Under the FMLA, addiction and substance abuse disorders can qualify as a serious medical condition if the conditions for inpatient drug rehab and/or continuing treatment are met.5 If you simply request leave to miss work as a result of your substance abuse, the FMLA will not protect you from any denial of leave or any negative action your employer might take as a result. However, if your absence is due to substance abuse treatment that is provided by a healthcare provider, your employer cannot take action against you.

On the other hand, if your employer has an established policy that states you may be fired due to substance abuse (whether or not you are currently on FMLA leave), your employer may be within its legal rights to terminate you. For this reason, it is very important that you review your employer’s FMLA policy before taking any action so you can understand your rights as they relate to taking time off of work for alcohol and drug rehab.

Additional Legal Protections

According to the U.S. Department of Health and Human Services, there are also several other federal laws that protect the employment status of people in substance abuse treatment or recovery.6 These include:

  • Americans with Disabilities Act (ADA): This law prohibits most employers from hiring, firing, or discriminating against any qualified job applicant on the basis of disability. This may include an individual who is in treatment or recovery from a substance use disorder. The ADA also requires that employers keep all information about a past or present substance abuse disorder confidential and that they make reasonable accommodations for those individuals in treatment for their substance abuse problems, including a schedule that allows an employee to attend drug and alcohol rehab meetings. Of course, these laws only protect qualified applicants and employees who are not currently abusing any drugs or alcohol.
  • Rehabilitation Act:  In some cases, employees suffering from addiction or substance use disorders may qualify as disabled. This law prohibits discrimination on the basis of disability and applies to federal employers and other public and private employers who receive grants, contracts, or aid from the federal government.7

Although you may feel overwhelmed and unsure about enrolling in a rehab program, we are here to assure you that there are several federal laws that are designed to protect your rights as an employee while you are seeking help for your addiction.
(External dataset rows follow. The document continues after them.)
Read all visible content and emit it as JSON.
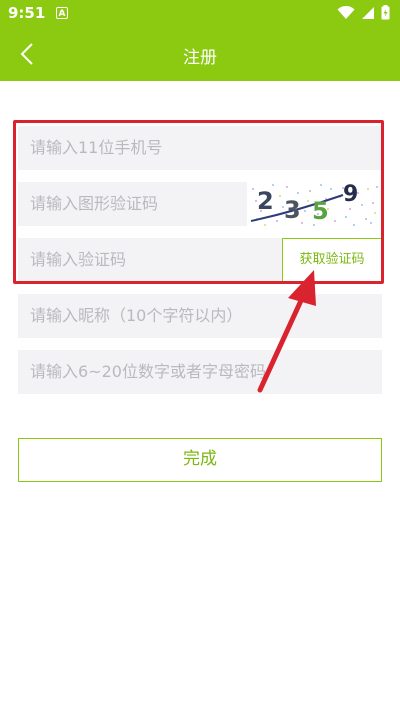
{
  "status_bar": {
    "time": "9:51",
    "app_icon_letter": "A"
  },
  "app_bar": {
    "title": "注册"
  },
  "form": {
    "phone_placeholder": "请输入11位手机号",
    "image_code_placeholder": "请输入图形验证码",
    "captcha_text": "2359",
    "sms_code_placeholder": "请输入验证码",
    "get_code_label": "获取验证码",
    "nickname_placeholder": "请输入昵称（10个字符以内）",
    "password_placeholder": "请输入6~20位数字或者字母密码"
  },
  "submit_label": "完成",
  "colors": {
    "brand": "#8cc911",
    "highlight": "#d9232e",
    "field_bg": "#f3f3f5"
  }
}
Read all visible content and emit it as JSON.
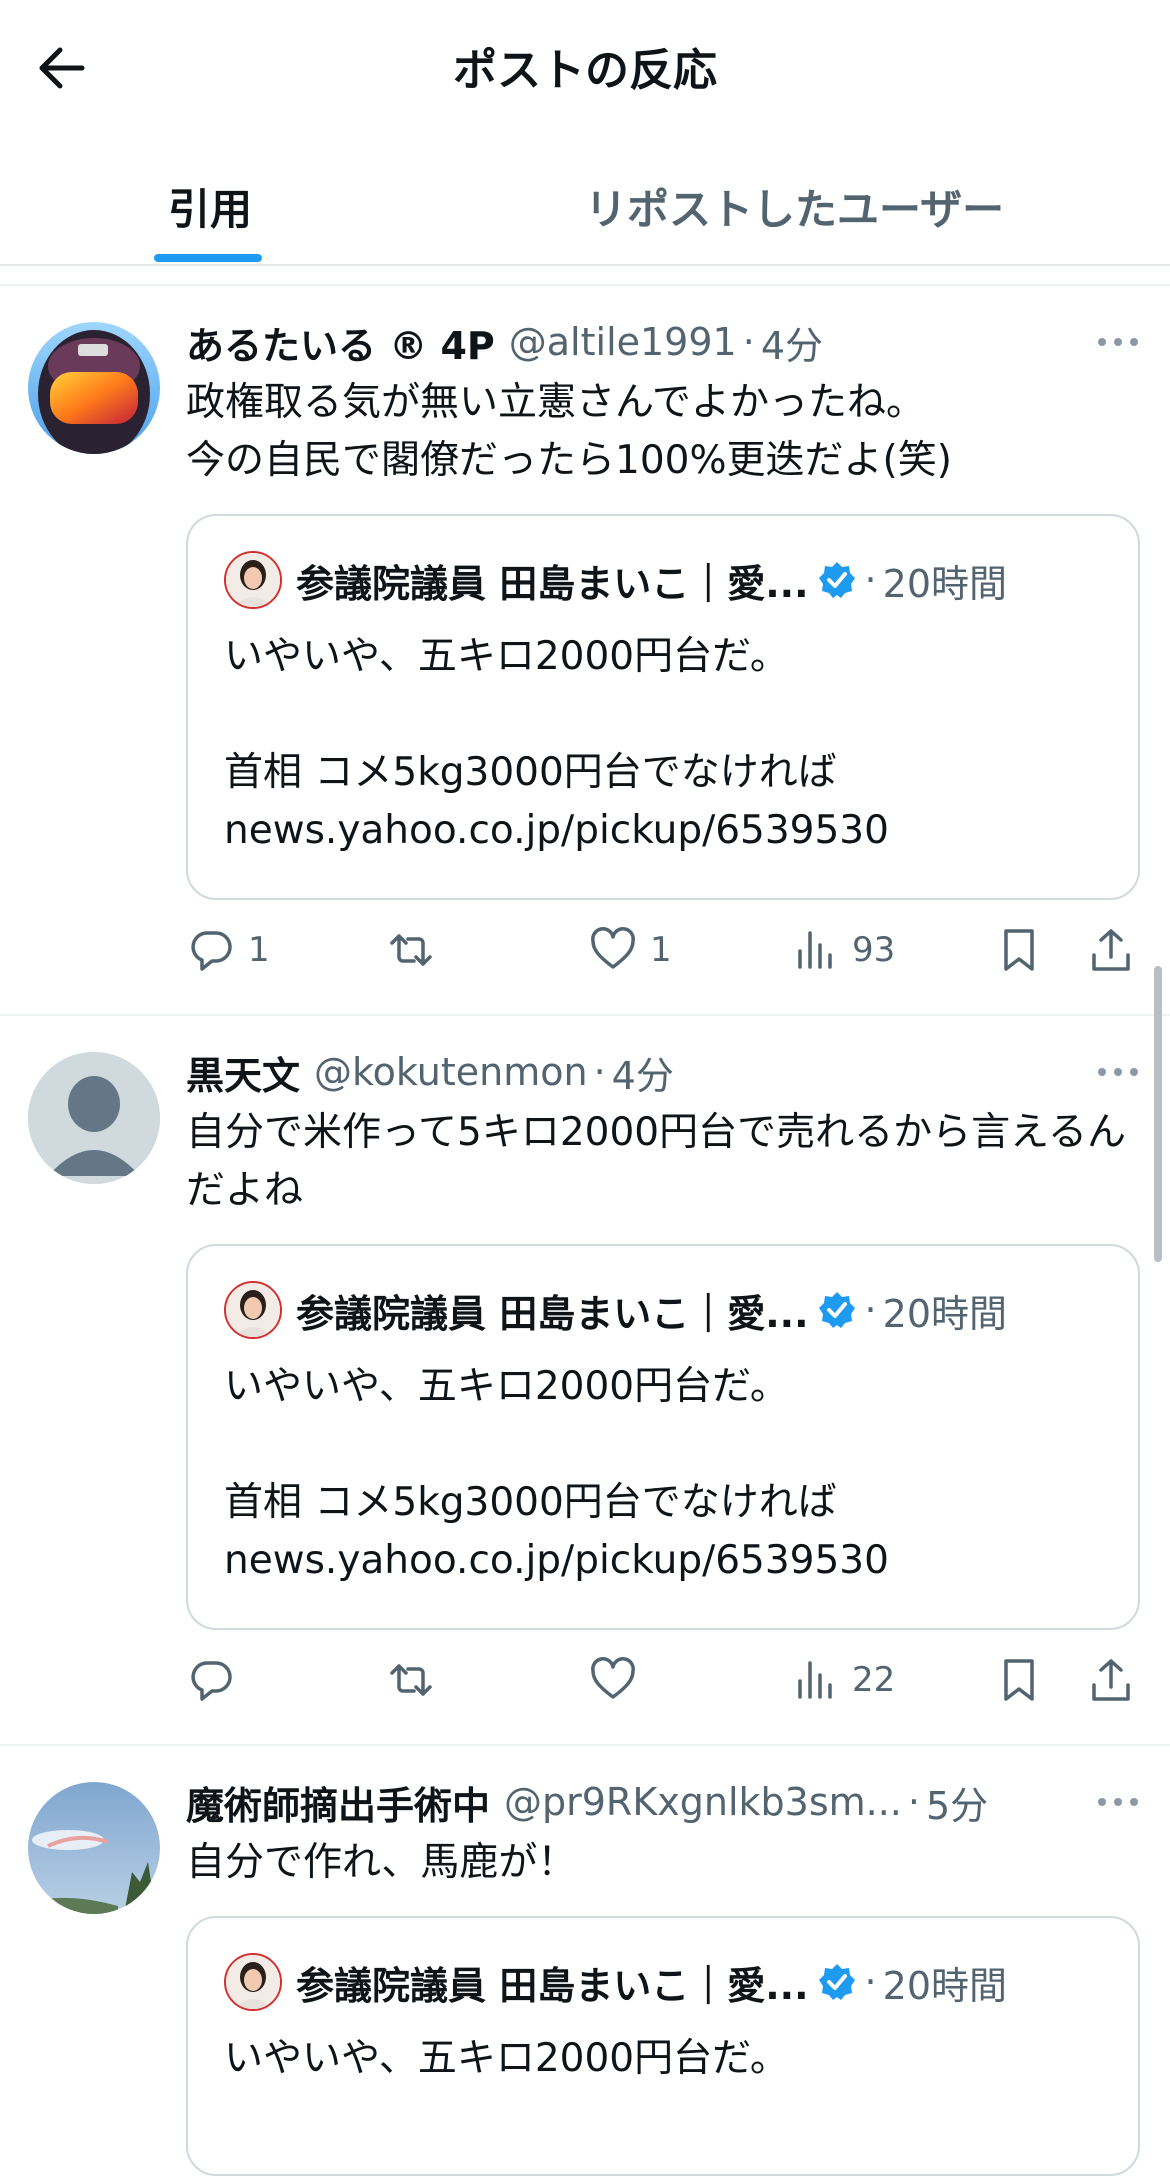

Please note that your employer’s FMLA policy may vary and you should always review your employee handbook or speak to a Human Resources representative before assuming anything, but if you are ready to enroll in Nova’s drug rehab program, we are ready to help.

Please give us a call today. Our knowledgeable admissions team can answer any questions you have about our drug rehab program, the enrollment process, confidentiality, payment options and more.

 

References:

  1. http://www.nationalpartnership.org/issues/work-family/history-of-the-fmla.html
  2. https://www.dol.gov/whd/fmla/
  3. https://www.dol.gov/general/topic/benefits-leave/fmla
  4. https://www.dol.gov/whd/regs/compliance/whdfs28.htm
  5. https://webapps.dol.gov/elaws/whd/fmla/10c9.aspx
  6. https://store.samhsa.gov/shin/content/PHD1091/PHD1091.pdf  
  7. https://www.ada.gov/cguide.htm#anchor65610